#### What you need to do
With the pictures excluded, output only the lines from the one containing "Serialize everything readable" through the last line of the entries, unchanged.

= = = = =

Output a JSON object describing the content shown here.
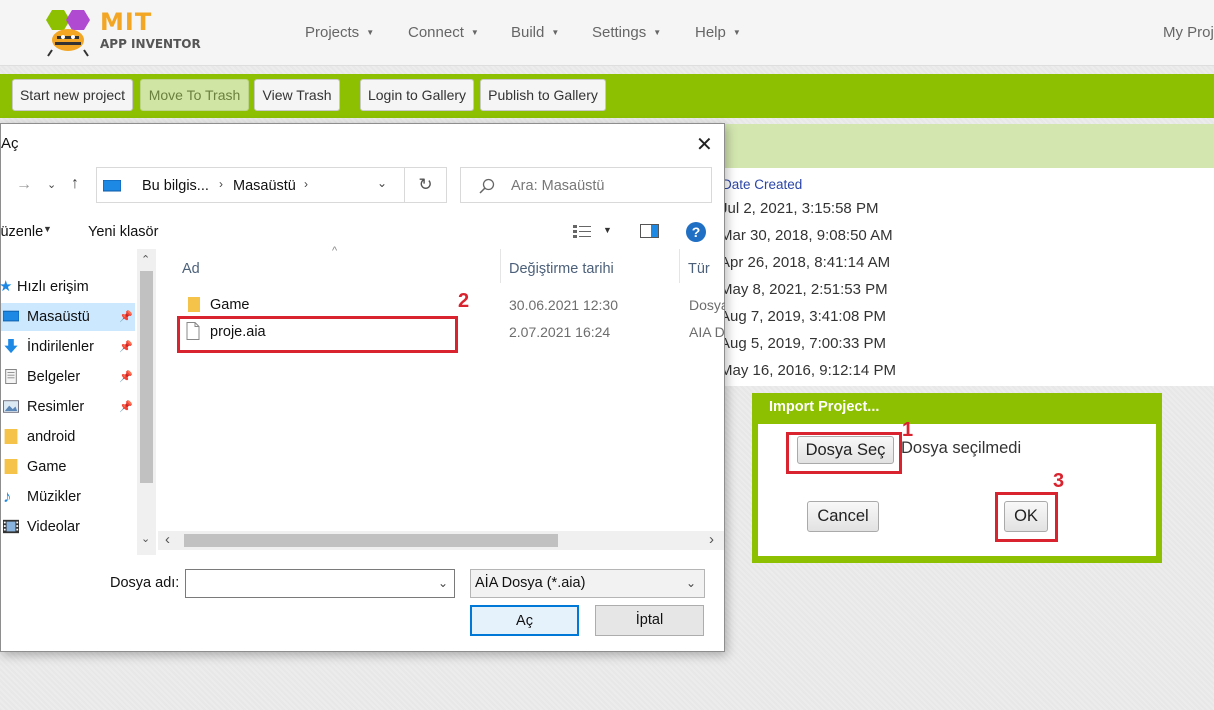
{
  "header": {
    "logo": {
      "title": "MIT",
      "subtitle": "APP INVENTOR"
    },
    "nav": [
      "Projects",
      "Connect",
      "Build",
      "Settings",
      "Help"
    ],
    "user": "My Proj"
  },
  "toolbar": {
    "buttons": [
      "Start new project",
      "Move To Trash",
      "View Trash",
      "Login to Gallery",
      "Publish to Gallery"
    ]
  },
  "project_list": {
    "date_header": "Date Created",
    "dates": [
      "Jul 2, 2021, 3:15:58 PM",
      "Mar 30, 2018, 9:08:50 AM",
      "Apr 26, 2018, 8:41:14 AM",
      "May 8, 2021, 2:51:53 PM",
      "Aug 7, 2019, 3:41:08 PM",
      "Aug 5, 2019, 7:00:33 PM",
      "May 16, 2016, 9:12:14 PM"
    ]
  },
  "import_dialog": {
    "title": "Import Project...",
    "choose_button": "Dosya Seç",
    "no_file_text": "Dosya seçilmedi",
    "cancel": "Cancel",
    "ok": "OK",
    "markers": [
      "1",
      "2",
      "3"
    ]
  },
  "file_dialog": {
    "title": "Aç",
    "address": [
      "Bu bilgis...",
      "Masaüstü"
    ],
    "search_placeholder": "Ara: Masaüstü",
    "organize": "Düzenle",
    "new_folder": "Yeni klasör",
    "sidebar": [
      {
        "label": "Hızlı erişim",
        "icon": "star-icon"
      },
      {
        "label": "Masaüstü",
        "icon": "desktop-icon",
        "pinned": true,
        "selected": true
      },
      {
        "label": "İndirilenler",
        "icon": "download-icon",
        "pinned": true
      },
      {
        "label": "Belgeler",
        "icon": "document-icon",
        "pinned": true
      },
      {
        "label": "Resimler",
        "icon": "pictures-icon",
        "pinned": true
      },
      {
        "label": "android",
        "icon": "folder-icon"
      },
      {
        "label": "Game",
        "icon": "folder-icon"
      },
      {
        "label": "Müzikler",
        "icon": "music-icon"
      },
      {
        "label": "Videolar",
        "icon": "video-icon"
      }
    ],
    "columns": [
      "Ad",
      "Değiştirme tarihi",
      "Tür"
    ],
    "files": [
      {
        "name": "Game",
        "date": "30.06.2021 12:30",
        "type": "Dosya",
        "icon": "folder-icon"
      },
      {
        "name": "proje.aia",
        "date": "2.07.2021 16:24",
        "type": "AIA D",
        "icon": "file-icon"
      }
    ],
    "filename_label": "Dosya adı:",
    "filename_value": "",
    "filetype": "AİA Dosya (*.aia)",
    "open_button": "Aç",
    "cancel_button": "İptal"
  },
  "colors": {
    "brand_green": "#8dc000",
    "annotation_red": "#d9232e",
    "logo_orange": "#f2a623"
  }
}
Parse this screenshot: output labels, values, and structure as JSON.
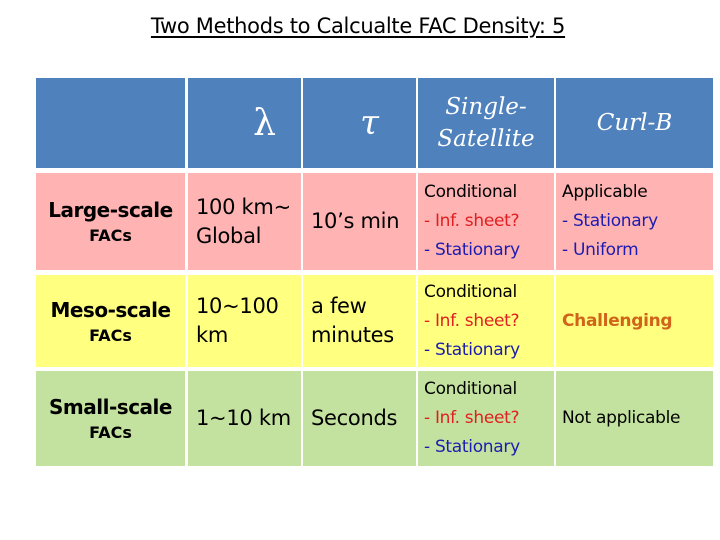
{
  "title": "Two Methods to Calcualte FAC Density: 5",
  "header": {
    "col0": "",
    "col1": "λ",
    "col2": "τ",
    "col3_line1": "Single-",
    "col3_line2": "Satellite",
    "col4": "Curl-B"
  },
  "colors": {
    "header_bg": "#4f81bd",
    "large_bg": "#ffb3b3",
    "meso_bg": "#ffff80",
    "small_bg": "#c3e29f",
    "red_text": "#e02020",
    "blue_text": "#1c1cb0",
    "orange_text": "#d0641a"
  },
  "rows": [
    {
      "label": "Large-scale",
      "sublabel": "FACs",
      "lambda_line1": "100 km~",
      "lambda_line2": "Global",
      "tau_line1": "10’s min",
      "tau_line2": "",
      "single": [
        "Conditional",
        "- Inf. sheet?",
        "- Stationary"
      ],
      "curl": [
        "Applicable",
        "- Stationary",
        "- Uniform"
      ]
    },
    {
      "label": "Meso-scale",
      "sublabel": "FACs",
      "lambda_line1": "10~100",
      "lambda_line2": "km",
      "tau_line1": "a few",
      "tau_line2": "minutes",
      "single": [
        "Conditional",
        "- Inf. sheet?",
        "- Stationary"
      ],
      "curl": [
        "Challenging"
      ]
    },
    {
      "label": "Small-scale",
      "sublabel": "FACs",
      "lambda_line1": "1~10 km",
      "lambda_line2": "",
      "tau_line1": "Seconds",
      "tau_line2": "",
      "single": [
        "Conditional",
        "- Inf. sheet?",
        "- Stationary"
      ],
      "curl": [
        "Not applicable"
      ]
    }
  ]
}
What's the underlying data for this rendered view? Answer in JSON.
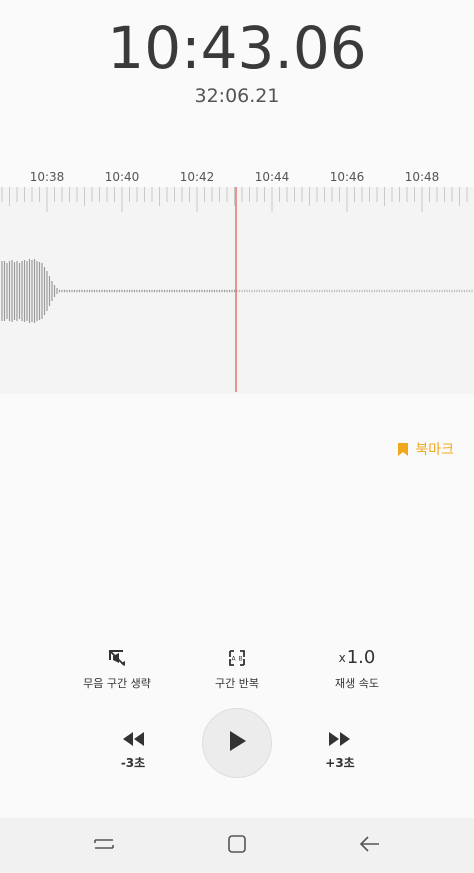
{
  "recording": {
    "current_time": "10:43.06",
    "total_time": "32:06.21"
  },
  "timeline": {
    "tick_labels": [
      "10:38",
      "10:40",
      "10:42",
      "10:44",
      "10:46",
      "10:48"
    ],
    "playhead_color": "#e57373"
  },
  "bookmark": {
    "label": "북마크",
    "color": "#f2a81d"
  },
  "controls": {
    "skip_silence": "무음 구간 생략",
    "repeat": "구간 반복",
    "speed_value": "1.0",
    "speed_prefix": "x",
    "speed_label": "재생 속도"
  },
  "playback": {
    "rewind_label": "-3초",
    "forward_label": "+3초"
  },
  "icons": {
    "skip_silence": "mute-skip-icon",
    "repeat": "ab-repeat-icon",
    "rewind": "rewind-icon",
    "play": "play-icon",
    "forward": "fast-forward-icon",
    "bookmark": "bookmark-icon"
  }
}
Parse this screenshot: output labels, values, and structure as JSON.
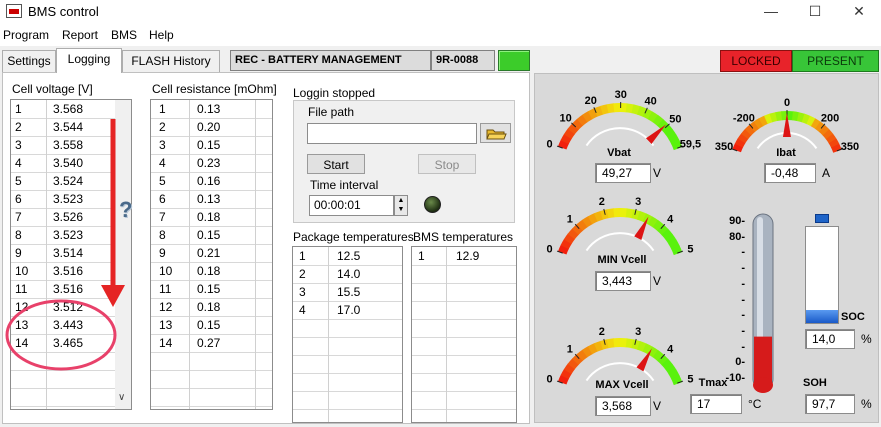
{
  "window": {
    "title": "BMS control"
  },
  "menu": [
    "Program",
    "Report",
    "BMS",
    "Help"
  ],
  "tabs": [
    "Settings",
    "Logging",
    "FLASH History"
  ],
  "header": {
    "system": "REC - BATTERY MANAGEMENT",
    "serial": "9R-0088"
  },
  "status": {
    "locked": "LOCKED",
    "present": "PRESENT"
  },
  "cell_voltage": {
    "title": "Cell voltage [V]",
    "rows": [
      [
        "1",
        "3.568"
      ],
      [
        "2",
        "3.544"
      ],
      [
        "3",
        "3.558"
      ],
      [
        "4",
        "3.540"
      ],
      [
        "5",
        "3.524"
      ],
      [
        "6",
        "3.523"
      ],
      [
        "7",
        "3.526"
      ],
      [
        "8",
        "3.523"
      ],
      [
        "9",
        "3.514"
      ],
      [
        "10",
        "3.516"
      ],
      [
        "11",
        "3.516"
      ],
      [
        "12",
        "3.512"
      ],
      [
        "13",
        "3.443"
      ],
      [
        "14",
        "3.465"
      ]
    ]
  },
  "cell_resistance": {
    "title": "Cell resistance [mOhm]",
    "rows": [
      [
        "1",
        "0.13"
      ],
      [
        "2",
        "0.20"
      ],
      [
        "3",
        "0.15"
      ],
      [
        "4",
        "0.23"
      ],
      [
        "5",
        "0.16"
      ],
      [
        "6",
        "0.13"
      ],
      [
        "7",
        "0.18"
      ],
      [
        "8",
        "0.15"
      ],
      [
        "9",
        "0.21"
      ],
      [
        "10",
        "0.18"
      ],
      [
        "11",
        "0.15"
      ],
      [
        "12",
        "0.18"
      ],
      [
        "13",
        "0.15"
      ],
      [
        "14",
        "0.27"
      ]
    ]
  },
  "logging": {
    "status": "Loggin stopped",
    "file_path_label": "File path",
    "file_path_value": "",
    "start_label": "Start",
    "stop_label": "Stop",
    "interval_label": "Time interval",
    "interval_value": "00:00:01"
  },
  "package_temps": {
    "title": "Package temperatures",
    "rows": [
      [
        "1",
        "12.5"
      ],
      [
        "2",
        "14.0"
      ],
      [
        "3",
        "15.5"
      ],
      [
        "4",
        "17.0"
      ]
    ]
  },
  "bms_temps": {
    "title": "BMS temperatures",
    "rows": [
      [
        "1",
        "12.9"
      ]
    ]
  },
  "gauges": {
    "vbat": {
      "label": "Vbat",
      "value": "49,27",
      "unit": "V",
      "ticks": [
        "0",
        "10",
        "20",
        "30",
        "40",
        "50",
        "59,5"
      ],
      "reading": 49.27
    },
    "ibat": {
      "label": "Ibat",
      "value": "-0,48",
      "unit": "A",
      "ticks": [
        "350",
        "-200",
        "0",
        "200",
        "350"
      ],
      "reading": -0.48
    },
    "min_vcell": {
      "label": "MIN Vcell",
      "value": "3,443",
      "unit": "V",
      "ticks": [
        "0",
        "1",
        "2",
        "3",
        "4",
        "5"
      ],
      "reading": 3.443
    },
    "max_vcell": {
      "label": "MAX Vcell",
      "value": "3,568",
      "unit": "V",
      "ticks": [
        "0",
        "1",
        "2",
        "3",
        "4",
        "5"
      ],
      "reading": 3.568
    }
  },
  "thermo": {
    "label": "Tmax",
    "value": "17",
    "unit": "°C",
    "ticks": [
      "90",
      "80",
      "70",
      "60",
      "50",
      "40",
      "30",
      "20",
      "10",
      "0",
      "-10"
    ],
    "reading": 17
  },
  "soc": {
    "label": "SOC",
    "value": "14,0",
    "unit": "%",
    "level": 0.14
  },
  "soh": {
    "label": "SOH",
    "value": "97,7",
    "unit": "%"
  },
  "annotation": {
    "mark": "?"
  },
  "colors": {
    "locked": "#e8232a",
    "present": "#38c538",
    "led": "#3ccc2a",
    "arrow": "#e52424",
    "circle": "#e8416a",
    "needle": "#dd1414"
  }
}
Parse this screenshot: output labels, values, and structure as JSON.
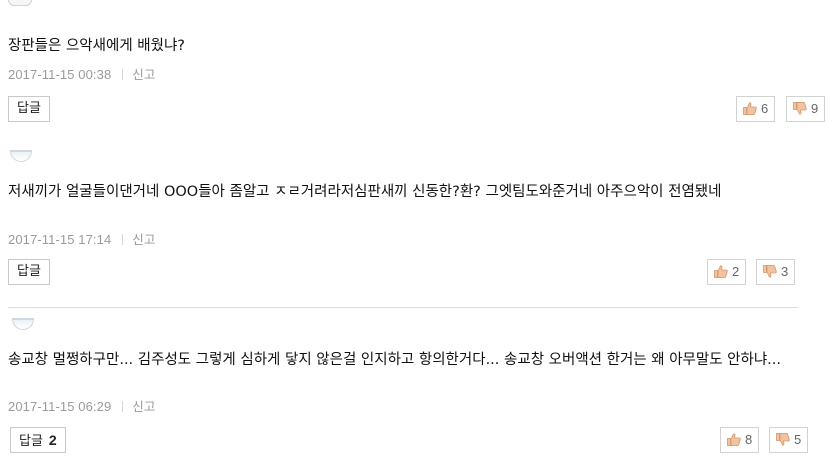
{
  "comments": [
    {
      "text": "장판들은 으악새에게 배웠냐?",
      "date": "2017-11-15 00:38",
      "report": "신고",
      "reply_label": "답글",
      "reply_count": "",
      "likes": "6",
      "dislikes": "9"
    },
    {
      "text": "저새끼가 얼굴들이댄거네 OOO들아 좀알고 ㅈㄹ거려라저심판새끼 신동한?환? 그엣팀도와준거네 아주으악이 전염됐네",
      "date": "2017-11-15 17:14",
      "report": "신고",
      "reply_label": "답글",
      "reply_count": "",
      "likes": "2",
      "dislikes": "3"
    },
    {
      "text": "송교창 멀쩡하구만... 김주성도 그렇게 심하게 닿지 않은걸 인지하고 항의한거다... 송교창 오버액션 한거는 왜 아무말도 안하냐...",
      "date": "2017-11-15 06:29",
      "report": "신고",
      "reply_label": "답글",
      "reply_count": "2",
      "likes": "8",
      "dislikes": "5"
    }
  ],
  "icons": {
    "like": "thumbs-up-icon",
    "dislike": "thumbs-down-icon",
    "avatar": "avatar-badge-icon"
  },
  "colors": {
    "like": "#e2a57a",
    "dislike": "#e2a57a",
    "meta": "#9a9a9a",
    "border": "#c9c9c9"
  }
}
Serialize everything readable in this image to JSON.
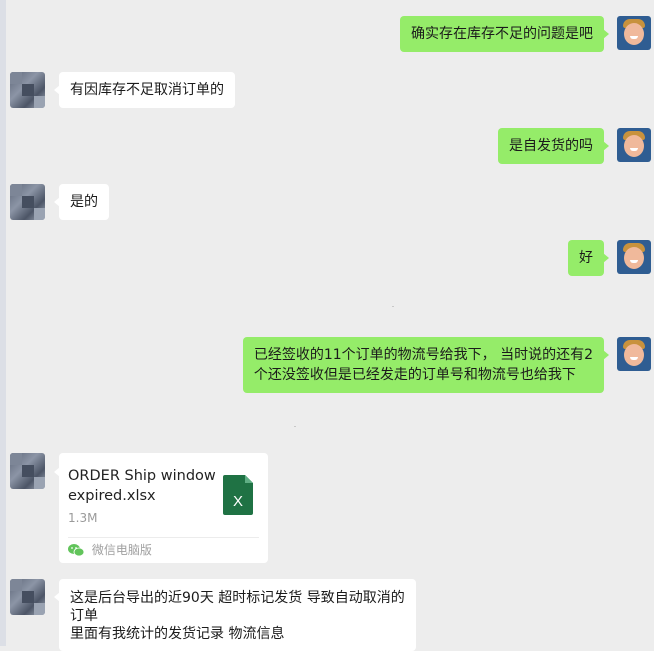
{
  "messages": [
    {
      "from": "me",
      "text": "确实存在库存不足的问题是吧"
    },
    {
      "from": "them",
      "text": "有因库存不足取消订单的"
    },
    {
      "from": "me",
      "text": "是自发货的吗"
    },
    {
      "from": "them",
      "text": "是的"
    },
    {
      "from": "me",
      "text": "好"
    },
    {
      "from": "me",
      "lines": [
        "已经签收的11个订单的物流号给我下， 当时说的还有2",
        "个还没签收但是已经发走的订单号和物流号也给我下"
      ]
    },
    {
      "from": "them",
      "type": "file",
      "file_name": "ORDER Ship window expired.xlsx",
      "file_size": "1.3M",
      "file_icon": "excel-icon",
      "source": "微信电脑版"
    },
    {
      "from": "them",
      "lines": [
        "这是后台导出的近90天 超时标记发货  导致自动取消的",
        "订单",
        "里面有我统计的发货记录 物流信息"
      ]
    }
  ],
  "colors": {
    "my_bubble": "#95ec69",
    "their_bubble": "#ffffff",
    "background": "#ededed",
    "excel_green": "#1f7244"
  }
}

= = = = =

#### Response to this exercise
Serialize everything readable in this image to JSON.
{
  "messages": [
    {
      "from": "me",
      "text": "确实存在库存不足的问题是吧"
    },
    {
      "from": "them",
      "text": "有因库存不足取消订单的"
    },
    {
      "from": "me",
      "text": "是自发货的吗"
    },
    {
      "from": "them",
      "text": "是的"
    },
    {
      "from": "me",
      "text": "好"
    },
    {
      "from": "me",
      "lines": [
        "已经签收的11个订单的物流号给我下， 当时说的还有2",
        "个还没签收但是已经发走的订单号和物流号也给我下"
      ]
    },
    {
      "from": "them",
      "type": "file",
      "file_name": "ORDER Ship window expired.xlsx",
      "file_size": "1.3M",
      "file_icon": "excel-icon",
      "source": "微信电脑版"
    },
    {
      "from": "them",
      "lines": [
        "这是后台导出的近90天 超时标记发货  导致自动取消的",
        "订单",
        "里面有我统计的发货记录 物流信息"
      ]
    }
  ],
  "colors": {
    "my_bubble": "#95ec69",
    "their_bubble": "#ffffff",
    "background": "#ededed",
    "excel_green": "#1f7244"
  }
}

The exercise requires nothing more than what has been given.